What to do – How many of the lines below include the word "Test"? Only the number should be given.

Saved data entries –
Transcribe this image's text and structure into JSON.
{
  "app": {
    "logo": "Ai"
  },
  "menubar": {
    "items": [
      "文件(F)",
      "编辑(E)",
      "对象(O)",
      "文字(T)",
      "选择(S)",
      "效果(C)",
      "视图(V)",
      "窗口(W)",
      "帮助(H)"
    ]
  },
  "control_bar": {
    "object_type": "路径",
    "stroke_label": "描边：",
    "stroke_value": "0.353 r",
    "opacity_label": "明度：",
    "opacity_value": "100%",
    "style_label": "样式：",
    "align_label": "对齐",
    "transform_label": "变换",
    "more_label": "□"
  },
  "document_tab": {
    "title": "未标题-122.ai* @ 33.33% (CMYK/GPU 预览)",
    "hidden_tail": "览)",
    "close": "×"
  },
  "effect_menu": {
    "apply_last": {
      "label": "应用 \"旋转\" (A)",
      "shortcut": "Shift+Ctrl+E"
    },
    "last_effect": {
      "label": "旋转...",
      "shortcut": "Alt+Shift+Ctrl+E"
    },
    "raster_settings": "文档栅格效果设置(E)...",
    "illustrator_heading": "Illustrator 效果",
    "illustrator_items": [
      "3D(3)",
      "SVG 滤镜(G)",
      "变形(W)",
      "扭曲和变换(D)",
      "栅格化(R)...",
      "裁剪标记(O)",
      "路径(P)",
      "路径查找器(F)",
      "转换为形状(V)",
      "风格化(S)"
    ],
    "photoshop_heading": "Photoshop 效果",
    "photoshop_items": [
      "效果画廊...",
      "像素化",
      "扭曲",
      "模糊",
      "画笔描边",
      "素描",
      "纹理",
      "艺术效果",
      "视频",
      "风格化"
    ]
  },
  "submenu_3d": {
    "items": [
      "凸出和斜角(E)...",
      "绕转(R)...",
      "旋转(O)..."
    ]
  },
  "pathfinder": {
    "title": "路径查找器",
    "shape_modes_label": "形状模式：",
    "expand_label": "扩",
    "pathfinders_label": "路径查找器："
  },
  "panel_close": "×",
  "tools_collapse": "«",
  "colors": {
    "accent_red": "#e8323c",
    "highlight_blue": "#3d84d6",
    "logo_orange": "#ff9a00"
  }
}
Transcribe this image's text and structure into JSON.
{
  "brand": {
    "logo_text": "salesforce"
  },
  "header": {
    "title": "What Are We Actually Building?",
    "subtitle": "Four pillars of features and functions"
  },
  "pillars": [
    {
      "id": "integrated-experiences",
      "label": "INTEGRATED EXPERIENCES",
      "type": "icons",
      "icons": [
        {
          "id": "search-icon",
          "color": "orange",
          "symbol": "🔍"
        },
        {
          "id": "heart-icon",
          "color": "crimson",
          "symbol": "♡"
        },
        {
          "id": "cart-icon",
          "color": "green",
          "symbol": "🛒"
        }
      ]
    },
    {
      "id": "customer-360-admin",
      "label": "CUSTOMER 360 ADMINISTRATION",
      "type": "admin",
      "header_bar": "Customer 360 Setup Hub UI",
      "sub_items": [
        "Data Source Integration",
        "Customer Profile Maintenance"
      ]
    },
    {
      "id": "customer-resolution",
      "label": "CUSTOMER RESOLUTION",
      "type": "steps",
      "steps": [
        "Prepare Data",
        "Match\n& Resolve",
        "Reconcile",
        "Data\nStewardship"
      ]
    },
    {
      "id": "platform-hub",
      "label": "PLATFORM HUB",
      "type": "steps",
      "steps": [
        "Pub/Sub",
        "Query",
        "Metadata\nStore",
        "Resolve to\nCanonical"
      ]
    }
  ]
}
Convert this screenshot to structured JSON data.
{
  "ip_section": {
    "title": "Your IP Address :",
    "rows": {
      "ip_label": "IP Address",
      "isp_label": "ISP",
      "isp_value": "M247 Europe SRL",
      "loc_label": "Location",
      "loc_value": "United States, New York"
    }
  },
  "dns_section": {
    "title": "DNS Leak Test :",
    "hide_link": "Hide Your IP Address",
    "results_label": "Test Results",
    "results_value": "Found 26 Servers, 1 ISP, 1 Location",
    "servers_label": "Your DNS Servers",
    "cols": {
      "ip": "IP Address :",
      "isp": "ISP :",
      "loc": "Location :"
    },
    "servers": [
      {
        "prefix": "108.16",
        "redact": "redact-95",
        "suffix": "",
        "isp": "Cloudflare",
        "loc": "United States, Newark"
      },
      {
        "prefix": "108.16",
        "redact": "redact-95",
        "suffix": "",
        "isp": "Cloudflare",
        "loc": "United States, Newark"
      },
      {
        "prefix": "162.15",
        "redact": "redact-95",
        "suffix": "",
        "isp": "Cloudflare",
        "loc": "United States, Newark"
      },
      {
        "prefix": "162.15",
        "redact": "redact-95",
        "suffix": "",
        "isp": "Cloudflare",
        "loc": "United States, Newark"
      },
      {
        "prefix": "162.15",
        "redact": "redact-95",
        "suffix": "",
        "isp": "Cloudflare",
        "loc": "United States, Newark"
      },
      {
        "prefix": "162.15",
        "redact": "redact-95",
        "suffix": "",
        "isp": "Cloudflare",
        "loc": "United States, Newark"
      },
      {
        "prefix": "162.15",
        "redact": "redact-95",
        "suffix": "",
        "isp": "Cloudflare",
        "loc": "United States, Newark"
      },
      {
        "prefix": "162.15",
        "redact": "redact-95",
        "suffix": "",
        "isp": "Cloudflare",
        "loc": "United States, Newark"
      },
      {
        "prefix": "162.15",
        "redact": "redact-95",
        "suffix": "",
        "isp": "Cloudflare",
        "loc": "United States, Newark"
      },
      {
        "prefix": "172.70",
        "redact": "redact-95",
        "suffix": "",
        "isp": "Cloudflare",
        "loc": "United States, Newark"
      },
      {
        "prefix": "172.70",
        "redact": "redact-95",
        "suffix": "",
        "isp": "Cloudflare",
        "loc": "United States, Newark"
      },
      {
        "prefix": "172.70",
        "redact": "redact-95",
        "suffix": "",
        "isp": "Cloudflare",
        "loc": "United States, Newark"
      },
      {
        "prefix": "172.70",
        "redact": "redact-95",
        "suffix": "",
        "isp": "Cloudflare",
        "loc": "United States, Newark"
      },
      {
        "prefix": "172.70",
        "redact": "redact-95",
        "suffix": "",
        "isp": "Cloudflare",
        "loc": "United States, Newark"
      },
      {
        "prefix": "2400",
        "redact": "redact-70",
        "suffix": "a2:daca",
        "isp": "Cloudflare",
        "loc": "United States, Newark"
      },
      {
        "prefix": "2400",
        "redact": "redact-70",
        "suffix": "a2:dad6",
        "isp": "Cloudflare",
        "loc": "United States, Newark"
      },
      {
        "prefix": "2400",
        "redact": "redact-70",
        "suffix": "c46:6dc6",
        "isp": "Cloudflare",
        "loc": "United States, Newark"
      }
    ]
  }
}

Solution to this exercise – 2